[xv] Ryo Hanamura, Kentaro Tahara, “Scenario for the End of the Pandemic, and for the World Afterward (3) Will It be 3 to 5 Years from Now?,” Nikkei Biotech, April 30, 2020 (https://bio.nikkeibp.co.jp/atcl/news/p1/20/04/24/06847/).
[xvi] Jiji.com News, “COVID-19 Antibodies Decrease in 3 Months: Is Herd Immunity Difficult? – Spain Ministry of Health,” July 7, 2020 (https://www.jiji.com/jc/article?k=2020070700193&g=int).
[xix] Jiji.com News, “Consideration of Making Taxi Home Delivery Permanent – COVID-19 Measure, High Need – Ministry of Land, Infrastructure, Transport and Tourism,” July 8, 2020 (https://www.jiji.com/jc/article?k=2020070700724&g=eco).
[xx] However, it has been pointed out that issues remain for profitability at Uber Eats (see below).
[xxi] The Ministry of Land, Infrastructure, Transport and Tourism defines ultra-compact mobility as “a vehicle accommodating one or two people, is more compact than an automobile and has a tighter turning radius, excels in environmental performance, and is a convenient means of local transport.” Ministry of Land, Infrastructure, Transport and Tourism, Road Transport Bureau, Engineering and Environmental Policy Division, “Achievements and the Future of Ultra-Compact Mobility,” Ministry of Land, Infrastructure, Transport and Tourism, “Workshop on Co-Existence of Ultra-Compact Mobility with the Community,” 1st session, Document 1, December 21, 2016, p. 10 (https://www.mlit.go.jp/common/001158768.pdf).
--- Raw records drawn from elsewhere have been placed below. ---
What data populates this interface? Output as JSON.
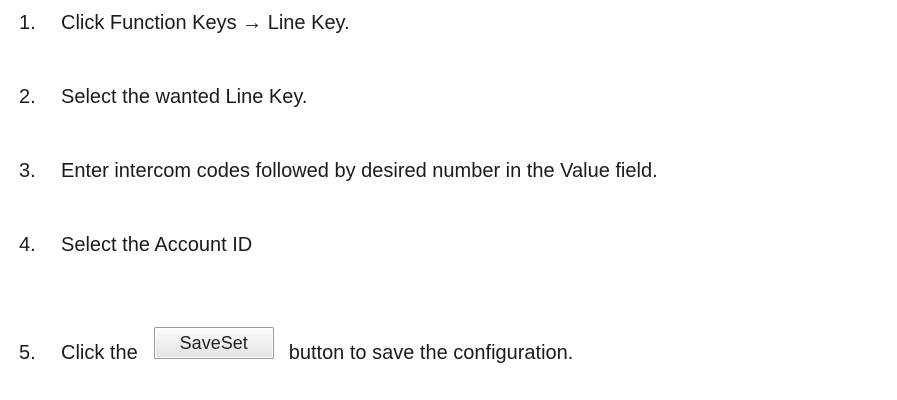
{
  "steps": [
    {
      "num": "1.",
      "text": "Click Function Keys → Line Key."
    },
    {
      "num": "2.",
      "text": "Select the wanted Line Key."
    },
    {
      "num": "3.",
      "text": "Enter intercom codes followed by desired number in the Value field."
    },
    {
      "num": "4.",
      "text": "Select the Account ID"
    },
    {
      "num": "5.",
      "text_before": "Click the",
      "button_label": "SaveSet",
      "text_after": "button to save the configuration."
    }
  ]
}
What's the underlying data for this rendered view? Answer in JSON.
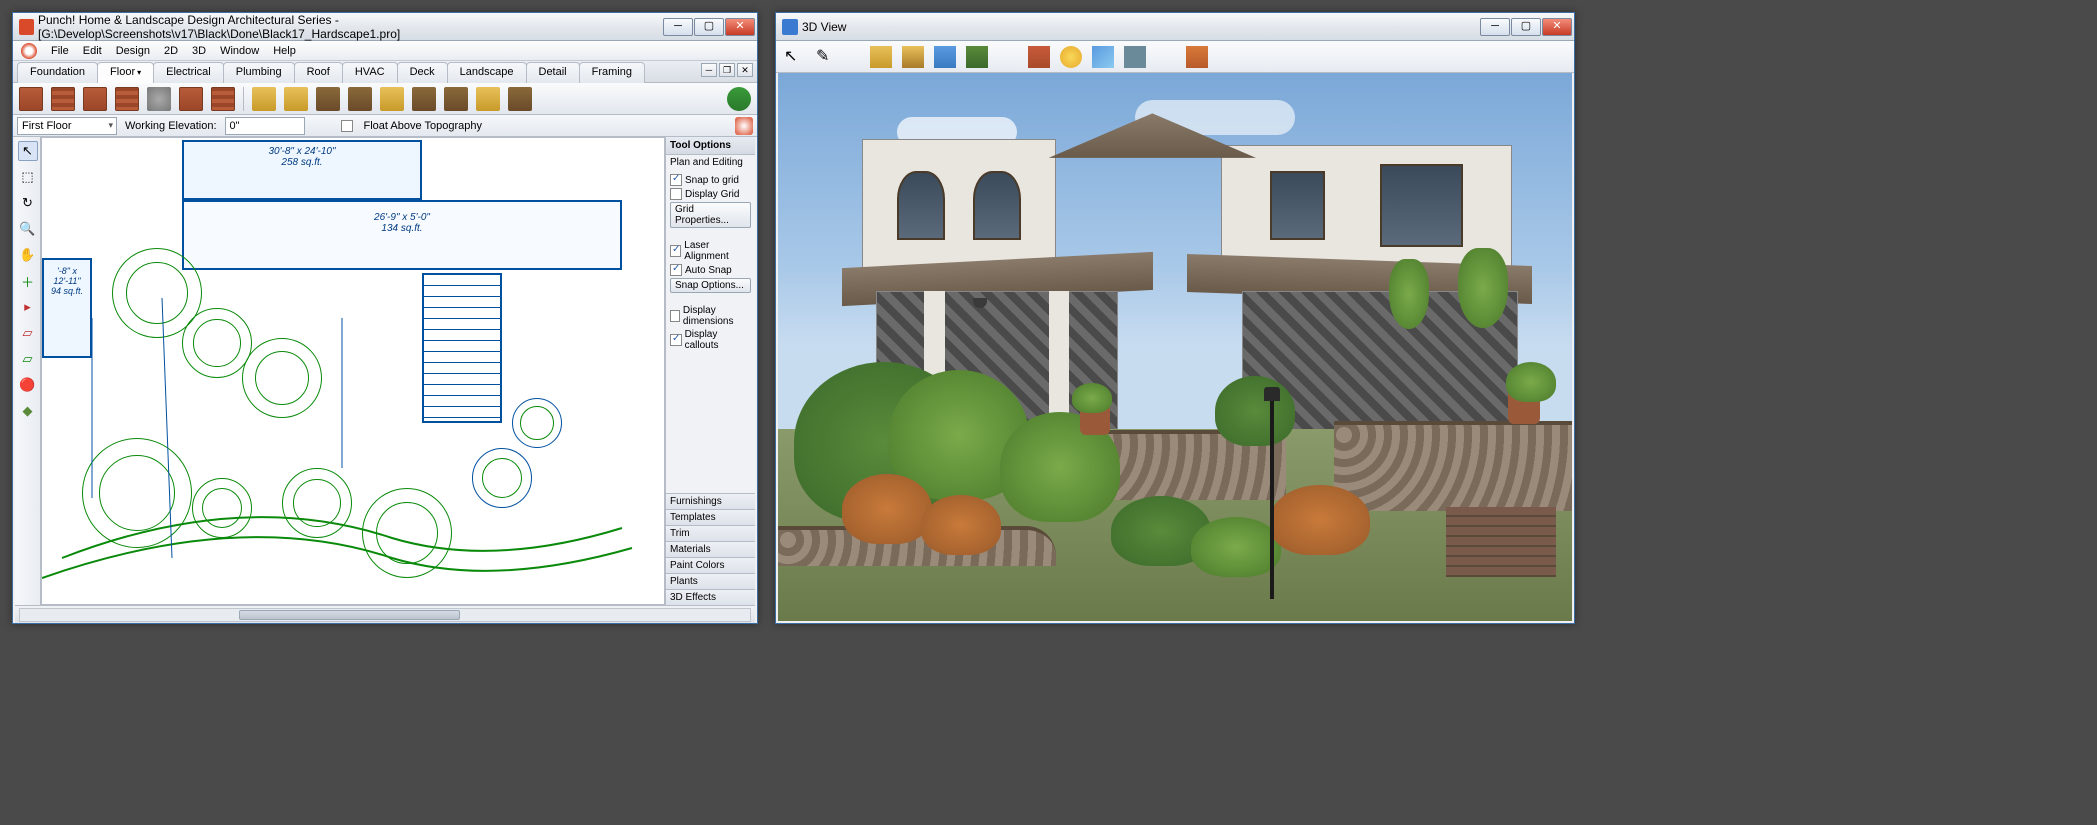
{
  "main_window": {
    "title": "Punch! Home & Landscape Design Architectural Series - [G:\\Develop\\Screenshots\\v17\\Black\\Done\\Black17_Hardscape1.pro]",
    "menus": [
      "File",
      "Edit",
      "Design",
      "2D",
      "3D",
      "Window",
      "Help"
    ],
    "plan_tabs": [
      "Foundation",
      "Floor",
      "Electrical",
      "Plumbing",
      "Roof",
      "HVAC",
      "Deck",
      "Landscape",
      "Detail",
      "Framing"
    ],
    "active_plan_tab": "Floor",
    "floor_selector": "First Floor",
    "working_elevation_label": "Working Elevation:",
    "working_elevation_value": "0\"",
    "float_above_label": "Float Above Topography",
    "rooms": [
      {
        "dims": "30'-8\" x 24'-10\"",
        "area": "258 sq.ft."
      },
      {
        "dims": "26'-9\" x 5'-0\"",
        "area": "134 sq.ft."
      },
      {
        "dims": "'-8\" x 12'-11\"",
        "area": "94 sq.ft."
      }
    ],
    "tool_options": {
      "title": "Tool Options",
      "section": "Plan and Editing",
      "snap_to_grid": "Snap to grid",
      "display_grid": "Display Grid",
      "grid_props_btn": "Grid Properties...",
      "laser_alignment": "Laser Alignment",
      "auto_snap": "Auto Snap",
      "snap_options_btn": "Snap Options...",
      "display_dimensions": "Display dimensions",
      "display_callouts": "Display callouts"
    },
    "accordion": [
      "Furnishings",
      "Templates",
      "Trim",
      "Materials",
      "Paint Colors",
      "Plants",
      "3D Effects"
    ]
  },
  "view3d_window": {
    "title": "3D View"
  }
}
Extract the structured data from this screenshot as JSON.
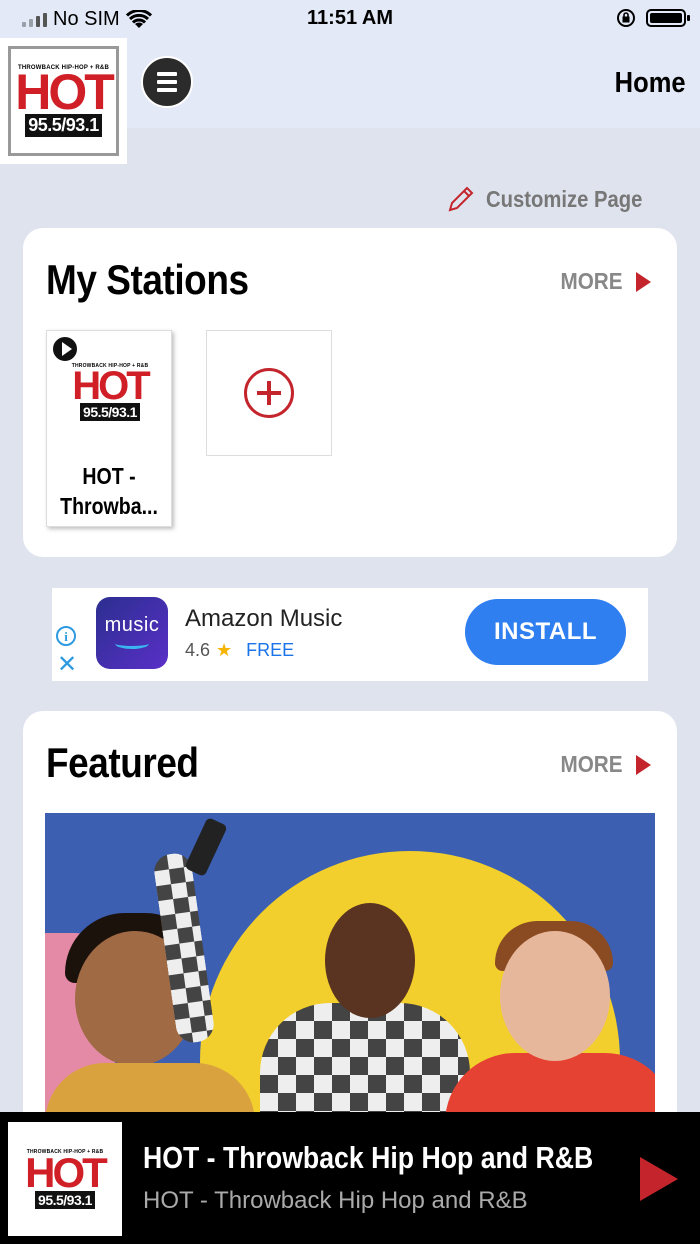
{
  "status_bar": {
    "carrier": "No SIM",
    "time": "11:51 AM"
  },
  "header": {
    "title": "Home",
    "logo": {
      "tagline": "THROWBACK HIP-HOP + R&B",
      "wordmark": "HOT",
      "frequencies": "95.5/93.1"
    }
  },
  "customize_label": "Customize Page",
  "my_stations": {
    "title": "My Stations",
    "more_label": "MORE",
    "stations": [
      {
        "name_line1": "HOT -",
        "name_line2": "Throwba..."
      }
    ]
  },
  "ad": {
    "app_name": "Amazon Music",
    "icon_text": "music",
    "rating": "4.6",
    "price": "FREE",
    "install_label": "INSTALL"
  },
  "featured": {
    "title": "Featured",
    "more_label": "MORE"
  },
  "now_playing": {
    "title": "HOT - Throwback Hip Hop and R&B",
    "subtitle": "HOT - Throwback Hip Hop and R&B"
  },
  "colors": {
    "accent_red": "#c4252c",
    "install_blue": "#2f7ff0",
    "background": "#dfe3ee"
  }
}
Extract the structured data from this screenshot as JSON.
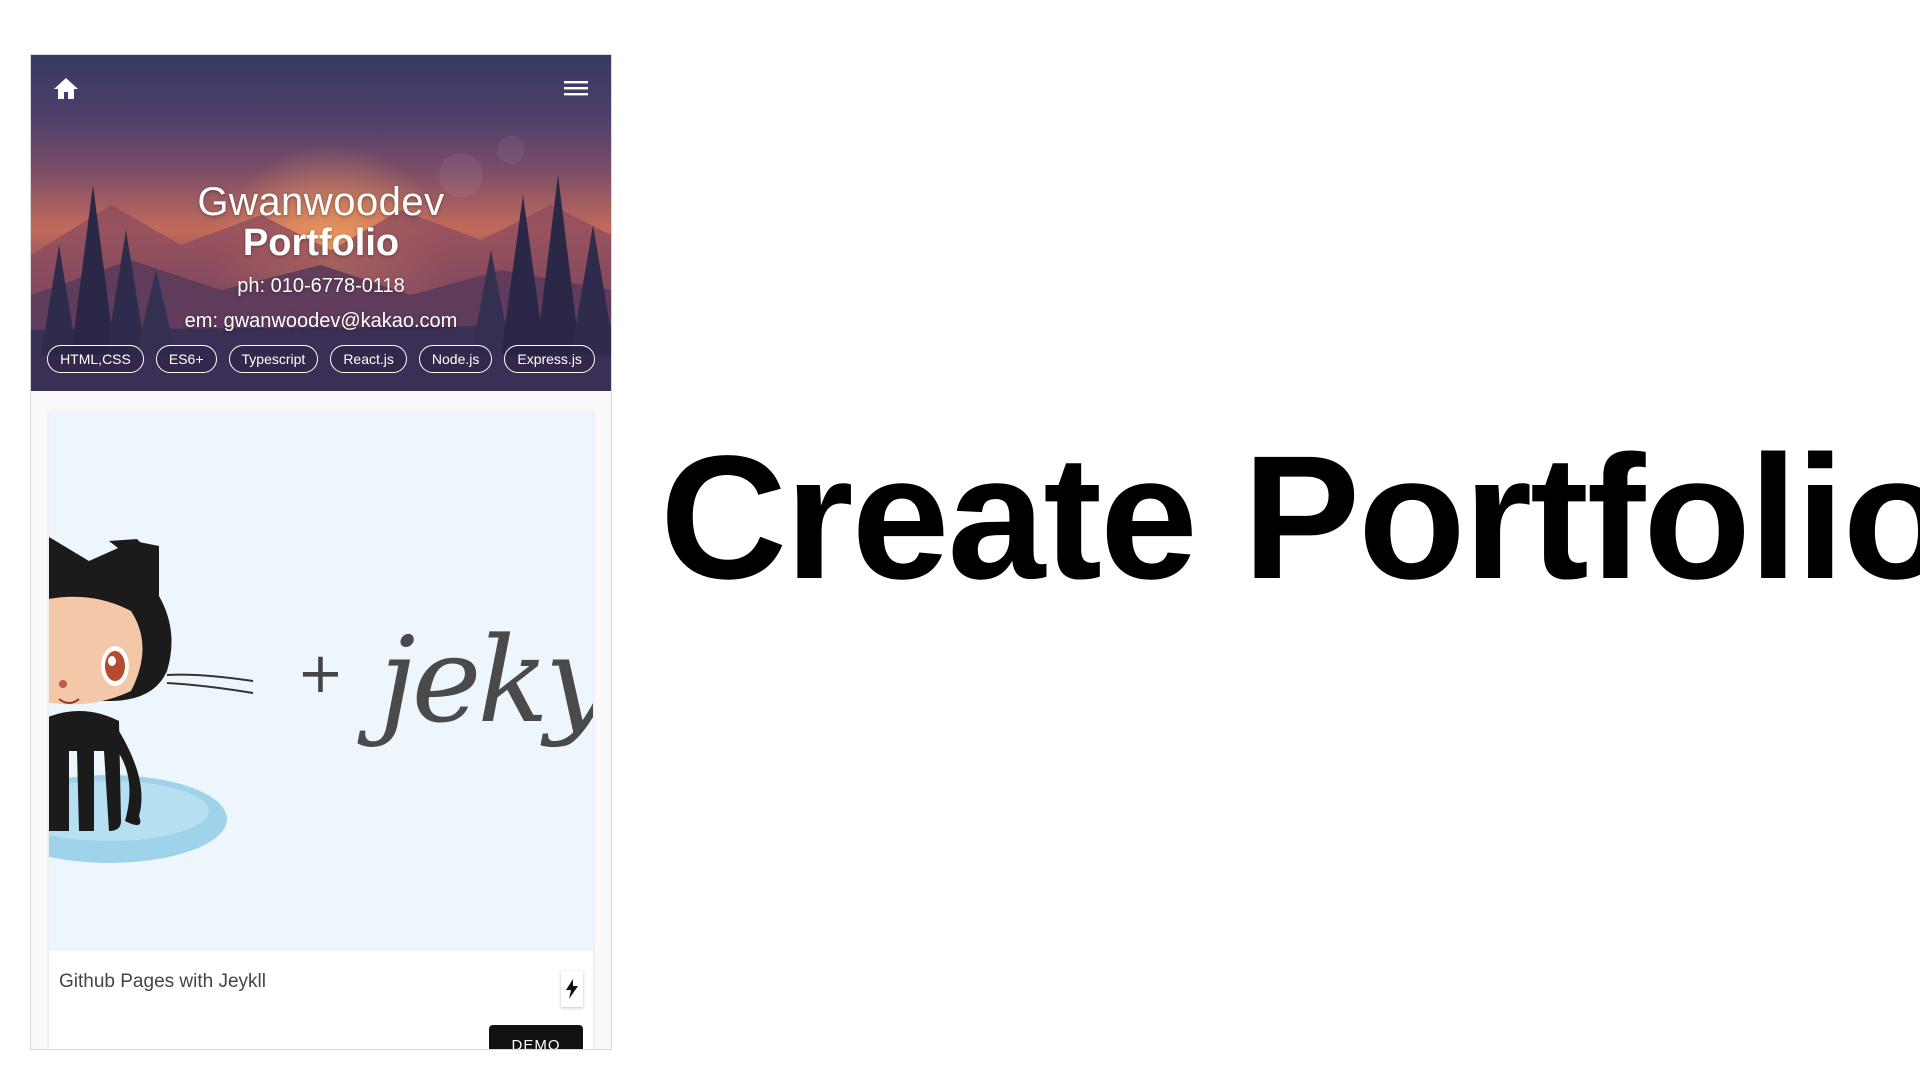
{
  "hero": {
    "name": "Gwanwoodev",
    "subtitle": "Portfolio",
    "phone": "ph: 010-6778-0118",
    "email": "em: gwanwoodev@kakao.com",
    "skills": [
      "HTML,CSS",
      "ES6+",
      "Typescript",
      "React.js",
      "Node.js",
      "Express.js"
    ]
  },
  "card": {
    "image_text": "jeky",
    "plus": "+",
    "title": "Github Pages with Jeykll",
    "demo_label": "DEMO"
  },
  "heading": "Create Portfolio",
  "icons": {
    "home": "home-icon",
    "menu": "hamburger-menu-icon",
    "bolt": "lightning-bolt-icon"
  },
  "colors": {
    "hero_top": "#373a63",
    "hero_sunset": "#c26a5a",
    "card_media_bg": "#eef6fd",
    "demo_button": "#111111"
  }
}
[xxii] Ibid., pp. 4-9.
[xxiii] “Ultra-Compact Marketability/Business Feasibility,” Ministry of Land, Infrastructure, Transport and Tourism, “Workshop on Co-Existence of Ultra-Compact Mobility with the Community,” 4th session, Document 2, June 21, 2017, p. 4 (https://www.mlit.go.jp/common/001190040.pdf).
[xxiv] Yano Research Institute, “Domestic Sales of Next-Generation Mobility (Electric Trikes, Electric Mini-Cars, Ultra-Compact Mobility) to Expand to 8,300 Vehicles in 2025 – Proliferation Expected from 2020 with Establishment of Ultra-Compact Mobility Standards,” Yano Research Institute, Ltd. website, March 12, 2020 (https://www.yano.co.jp/press-release/show/press_id/2387).
[xxv] Same website as above.
[xxvi] Aarian Marshall, “Everyone’s Ordering Delivery, but Apps Aren’t Making Money,” WIRED, 29 May 2020, (https://www.wired.com/story/everyones-ordering-delivery-apps-not-making-money/).
[xxvii] Heather Haddon, Julie Wernau, “Why Food Delivery Services Don’t Make Money Despite Sharp Demand Growth,” The Wall Street Journal Japanese Edition, May 14, 2020 (https://jp.wsj.com/articles/SB12076302647651404700904586382963218056764).
[xxviii] Yahoo! Japan News, “Uber Eats Labor Union Holds Press Conference; Accident Investigation (Full Text 1) to Validate Injury Compensation System,” January 7, 2020 (https://news.yahoo.co.jp/articles/e9448e1e96d24e7e6c2e0ac47a6599d4266b7314).